Looking at the year in review, 2018 has seen a significant shift in direction at the policy level. There is little question that meeting the state’s aggressive climate goals will be a monumental effort. Energy efficiency is a vital part of that strategy, and the policymakers are banking on the energy efficiency industry, realizing that energy efficiency is almost always the lowest cost option when it comes to a clean energy future.

Time-of-use Rates and Savings

What has been interesting this year is to see the focus shift from overall savings to when savings occur. It makes sense if you think about it. An energy efficiency measure that saves when the demand is high, typically between 4 pm to 8 pm, has more value than one that saves in the middle of the night when demand is low.
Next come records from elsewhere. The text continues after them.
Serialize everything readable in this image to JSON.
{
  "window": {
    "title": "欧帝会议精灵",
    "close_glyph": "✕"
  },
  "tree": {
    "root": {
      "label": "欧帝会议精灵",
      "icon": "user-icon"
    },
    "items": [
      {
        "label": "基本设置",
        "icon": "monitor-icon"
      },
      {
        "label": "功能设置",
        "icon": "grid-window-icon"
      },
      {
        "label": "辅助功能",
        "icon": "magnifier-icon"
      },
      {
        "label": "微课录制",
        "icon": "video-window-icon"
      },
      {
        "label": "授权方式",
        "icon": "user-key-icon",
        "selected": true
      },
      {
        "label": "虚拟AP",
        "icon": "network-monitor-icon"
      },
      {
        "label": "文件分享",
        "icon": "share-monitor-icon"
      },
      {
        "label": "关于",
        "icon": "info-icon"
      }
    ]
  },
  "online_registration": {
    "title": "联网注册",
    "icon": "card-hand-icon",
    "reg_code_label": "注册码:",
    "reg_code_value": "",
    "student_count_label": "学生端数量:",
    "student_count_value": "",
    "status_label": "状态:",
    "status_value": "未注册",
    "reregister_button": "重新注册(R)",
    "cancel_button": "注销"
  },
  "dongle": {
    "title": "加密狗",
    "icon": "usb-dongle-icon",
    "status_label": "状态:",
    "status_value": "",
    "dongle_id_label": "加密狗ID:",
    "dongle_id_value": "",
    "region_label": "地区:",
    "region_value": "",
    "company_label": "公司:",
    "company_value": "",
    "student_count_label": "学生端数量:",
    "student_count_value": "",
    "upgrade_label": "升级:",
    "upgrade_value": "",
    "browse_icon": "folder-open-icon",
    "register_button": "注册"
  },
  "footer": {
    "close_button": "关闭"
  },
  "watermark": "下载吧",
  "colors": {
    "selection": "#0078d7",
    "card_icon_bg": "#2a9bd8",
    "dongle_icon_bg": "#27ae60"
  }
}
In 2019, many utilities will be switching to time-of-use rates this means energy will be more expensive during the peak energy periods when demand is high. This is an example of placing value on when consumption occurs.

Focused Effort on Reducing Emissions

Another change has been a more focused effort to reduce emissions. Fossil fuels are a primary source of emissions. Whenever you burn something, there are combustion byproducts such as unburnt particles, soot, and other nasty things. There is no such thing as complete combustion, there are always unburnt combustion byproducts, it is a law of Physics. Burning fossil fuels like coal, oil, or natural gas, to provide electricity or heat is not a long-term sustainable solution. We have other options such as solar, wind, geothermal, hydro, etc. Our planet has a limited capacity to absorb and disperse these byproducts, and many feel we are rapidly approaching or have already exceeded that capacity. 

There is no question we need to reduce emissions, and we need to do it fast. Emission reduction has come center stage in California’s environmental strategy, and that is a good thing.

In summary, we have witnessed two critical trends in the past year. The first is a focus on when savings occur vs. overall savings. The other is the goal of reducing emissions. Together these two new goals are re-shaping the energy efficiency and policy-making landscape in California.

Charley Cormany
Executive Director